### RECORDS FOR THIS EXERCISE
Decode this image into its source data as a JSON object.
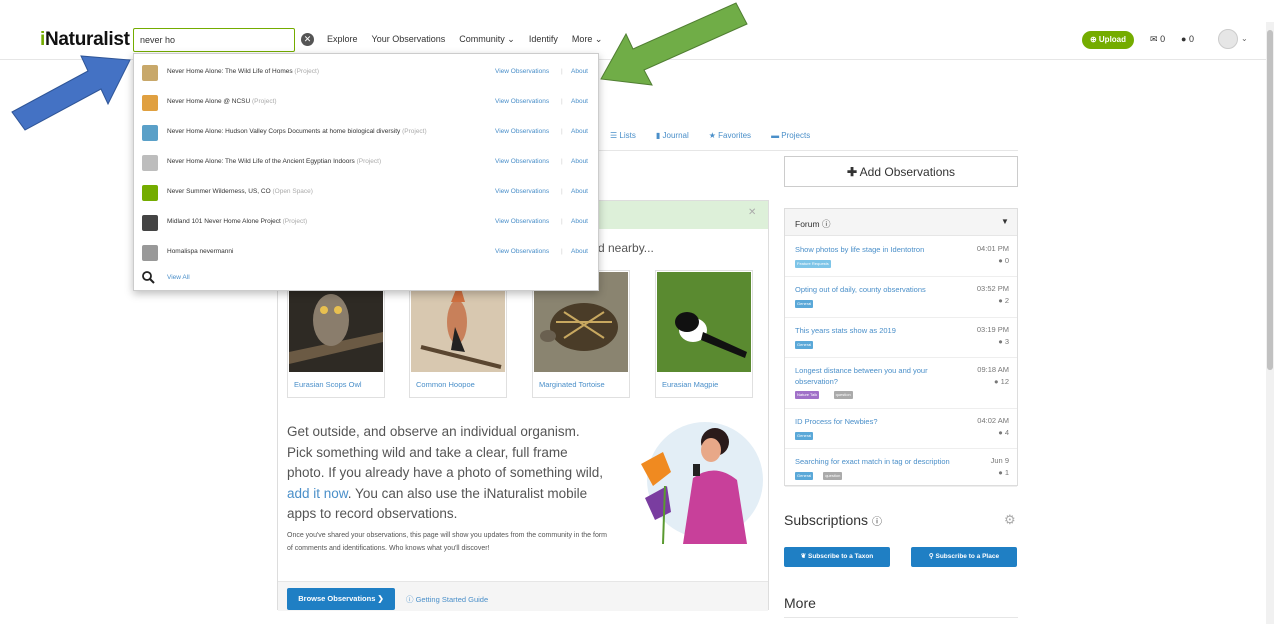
{
  "header": {
    "logo": "iNaturalist",
    "search_value": "never ho",
    "nav": [
      "Explore",
      "Your Observations",
      "Community",
      "Identify",
      "More"
    ],
    "upload_label": "Upload",
    "messages_count": "0",
    "notifications_count": "0"
  },
  "search_results": [
    {
      "name": "Never Home Alone: The Wild Life of Homes",
      "type": "(Project)",
      "has_view": true,
      "thumb_color": "#c8a86a"
    },
    {
      "name": "Never Home Alone @ NCSU",
      "type": "(Project)",
      "has_view": true,
      "thumb_color": "#e0a040"
    },
    {
      "name": "Never Home Alone: Hudson Valley Corps Documents at home biological diversity",
      "type": "(Project)",
      "has_view": true,
      "thumb_color": "#5aa0c8"
    },
    {
      "name": "Never Home Alone: The Wild Life of the Ancient Egyptian Indoors",
      "type": "(Project)",
      "has_view": true,
      "thumb_color": "#bdbdbd"
    },
    {
      "name": "Never Summer Wilderness, US, CO",
      "type": "(Open Space)",
      "has_view": true,
      "thumb_color": "#74ac00"
    },
    {
      "name": "Midland 101 Never Home Alone Project",
      "type": "(Project)",
      "has_view": true,
      "thumb_color": "#444444"
    },
    {
      "name": "Homalispa nevermanni",
      "type": "",
      "has_view": true,
      "thumb_color": "#999999"
    }
  ],
  "search_labels": {
    "view_observations": "View Observations",
    "about": "About",
    "view_all": "View All"
  },
  "tabs": [
    "Lists",
    "Journal",
    "Favorites",
    "Projects"
  ],
  "add_observations": "Add Observations",
  "main": {
    "nearby_text": "d nearby...",
    "species": [
      "Eurasian Scops Owl",
      "Common Hoopoe",
      "Marginated Tortoise",
      "Eurasian Magpie"
    ],
    "intro_before": "Get outside, and observe an individual organism. Pick something wild and take a clear, full frame photo. If you already have a photo of something wild, ",
    "intro_link": "add it now",
    "intro_after": ". You can also use the iNaturalist mobile apps to record observations.",
    "after_text": "Once you've shared your observations, this page will show you updates from the community in the form of comments and identifications. Who knows what you'll discover!",
    "browse_button": "Browse Observations",
    "guide_link": "Getting Started Guide"
  },
  "forum": {
    "title": "Forum",
    "topics": [
      {
        "title": "Show photos by life stage in Identotron",
        "time": "04:01 PM",
        "count": "0",
        "tags": [
          "Feature Requests"
        ]
      },
      {
        "title": "Opting out of daily, county observations",
        "time": "03:52 PM",
        "count": "2",
        "tags": [
          "General"
        ]
      },
      {
        "title": "This years stats show as 2019",
        "time": "03:19 PM",
        "count": "3",
        "tags": [
          "General"
        ]
      },
      {
        "title": "Longest distance between you and your observation?",
        "time": "09:18 AM",
        "count": "12",
        "tags": [
          "Nature Talk",
          "question"
        ]
      },
      {
        "title": "ID Process for Newbies?",
        "time": "04:02 AM",
        "count": "4",
        "tags": [
          "General"
        ]
      },
      {
        "title": "Searching for exact match in tag or description",
        "time": "Jun 9",
        "count": "1",
        "tags": [
          "General",
          "question"
        ]
      }
    ]
  },
  "subscriptions": {
    "title": "Subscriptions",
    "taxon_button": "Subscribe to a Taxon",
    "place_button": "Subscribe to a Place"
  },
  "more_title": "More",
  "colors": {
    "brand_green": "#74ac00",
    "link_blue": "#4a8fc9",
    "button_blue": "#1f7fc4",
    "arrow_blue": "#4472c4",
    "arrow_green": "#70ad47"
  }
}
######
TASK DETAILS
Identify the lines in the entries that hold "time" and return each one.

YOUR RESPONSE
        "time": "04:01 PM",
        "time": "03:52 PM",
        "time": "03:19 PM",
        "time": "09:18 AM",
        "time": "04:02 AM",
        "time": "Jun 9",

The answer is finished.